The federal government has fined Fiat Chrysler $105 million for its failure to address vehicle defects and active recalls, and perhaps they’ve concluded that customers will respond to a cash incentive, not a cash punishment. Taking a break from desperately hugging General Motors, today the automaker announced an offer: car owners get $100 if they bring their vehicle in for repair, and an extra $1,000 or $2,000 trade-in incentive to buy a new car instead. [More]
The fallout continues over WalmartMexicoGate, a term I just made up right now that will likely never be used again. A shareholder in the nation’s largest retailer has filed a lawsuit against the company’s board of directors over the bad press tied to allegations that Walmart spent millions of dollars bribing folks in Mexico.
Drug giant Pfizer will have to squirt out $60 million in order to settle allegations from the feds that it bribed foreign companies, violating the Foreign Corrupt Practices Act, which forbids companies from making deals by paying off foreign officials.
Bidding wars for defense contracts make particularly fertile ground for corruption, and a federal employee may have gotten caught with his hand stuck in the cookie jar. Federal authorities have accused an Afghanistan-based U.S. Department of Defense employee of taking a bribe from a company there in exchange for helping to secure a government contract. The suspect was caught with a backpack stuffed with $95,000 in alleged bribe money.
Long-standing accusations of corruption in the International Federation of Association Football (FIFA), the world soccer governing body, have picked up traction lately, forcing two top officials in the organization to step aside in light of accusations that they offered $40,000 bribes to two dozen officials in an attempt to buy their votes for the presidency.
After the Fiesta Bowl revealed it had misspent funds, buying extravagant, bribe-like gifts for power brokers — including strip club outings — and coercing illegal campaign contributions from staffers, Bowl Championship Series officials rattled their sabers.
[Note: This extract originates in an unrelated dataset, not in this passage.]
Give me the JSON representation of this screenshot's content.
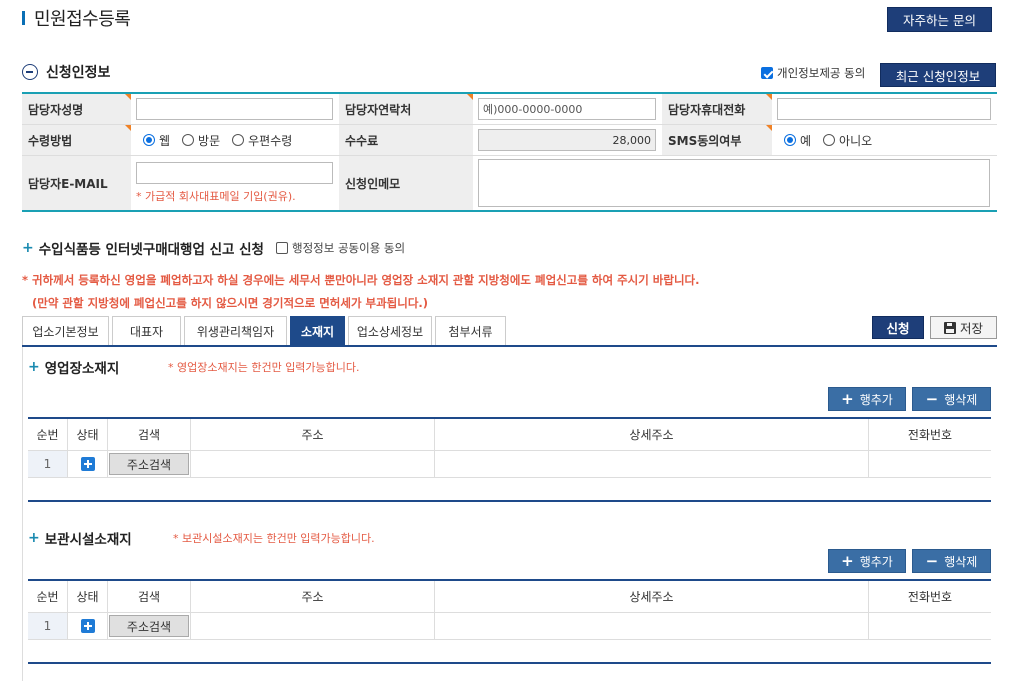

But despite vague threats to possibly strip the Arizona-based bowl game of its lofty BCS status, the organization has let the bowl off the hook with a stern lecture and an non-punishing punishment.
After the Securities and Exchange Commission accused IBM of bribing officials in Asian countries to secure government contracts over an 11-year period, the company agreed to pay a $10 million settlement.
Samsung Sues Journalist For Satirically Pointing Out That Its Chairman Keeps Getting Convicted Of Crimes
Did you know that the chairman of Samsung, Lee Kun-hee, was convicted in 2008 for tax evasion in South Korea? Or that he was convicted in the 90s for bribing politicians? A British journalist, Michael Breen, wrote a satirical column in a South Korean newspaper last December, and now the electronics giant is suing him for libel. If found guilty, Breen could face jail time.
Do you work in a corrupt industry? The Daily Beast took a look at data gathered by Transparency International, a “global anti-corruption think tank,” and put together a list of America’s most corrupt professions. Everyone may be hating on Wall Street right now, but the worst offenders according to the criteria used are utilities. In second and third place were Wall Street and telecommunications, and media came in fifth, well before banking, insurance, or retail.
Don’t buy grades from your kids, cautions Kiplinger—it’s a slippery slope, and confuses the issue, which should be about achievement and investing in the future rather than turning eduction into a Rewards Program that will eventually run dry or lose its appeal. [Kiplinger]
Upon being purchased an iPod by his daughter, Alaskan / octogenarian Senator Ted Stevens suddenly came around on the concept of fair use. So taking their cue from Senator Stevens’ conversion, iPaction.org has started a campaign to buy every senator who has a say in legislation affecting technology a brand new video iPod. The theory is that a brand-new iPod loaded with “public domain content, Creative Commons content, and audio messages about the importance of balanced copyright policy” is going to sway our lawmakers into a more lenient view of consumers’ media rights than the RIAA-propaganda they are currently being lobby-fed.